Every single entry must be restated word for word.

########

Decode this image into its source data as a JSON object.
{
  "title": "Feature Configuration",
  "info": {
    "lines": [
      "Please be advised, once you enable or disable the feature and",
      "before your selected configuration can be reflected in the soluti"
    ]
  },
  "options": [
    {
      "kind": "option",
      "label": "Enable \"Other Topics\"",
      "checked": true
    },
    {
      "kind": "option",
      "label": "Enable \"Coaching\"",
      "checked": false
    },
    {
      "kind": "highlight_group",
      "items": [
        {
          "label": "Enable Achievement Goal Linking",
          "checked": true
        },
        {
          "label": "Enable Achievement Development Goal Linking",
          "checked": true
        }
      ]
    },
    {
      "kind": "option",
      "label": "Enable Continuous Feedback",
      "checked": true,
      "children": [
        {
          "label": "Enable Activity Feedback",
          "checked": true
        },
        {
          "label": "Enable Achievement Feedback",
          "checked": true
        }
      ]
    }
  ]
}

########

### Expected output:
Decode this image into its source data as a JSON object.
{
  "title": "Feature Configuration",
  "info": {
    "lines": [
      "Please be advised, once you enable or disable the feature and",
      "before your selected configuration can be reflected in the soluti"
    ]
  },
  "options": [
    {
      "kind": "option",
      "label": "Enable \"Other Topics\"",
      "checked": true
    },
    {
      "kind": "option",
      "label": "Enable \"Coaching\"",
      "checked": false
    },
    {
      "kind": "highlight_group",
      "items": [
        {
          "label": "Enable Achievement Goal Linking",
          "checked": true
        },
        {
          "label": "Enable Achievement Development Goal Linking",
          "checked": true
        }
      ]
    },
    {
      "kind": "option",
      "label": "Enable Continuous Feedback",
      "checked": true,
      "children": [
        {
          "label": "Enable Activity Feedback",
          "checked": true
        },
        {
          "label": "Enable Achievement Feedback",
          "checked": true
        }
      ]
    }
  ]
}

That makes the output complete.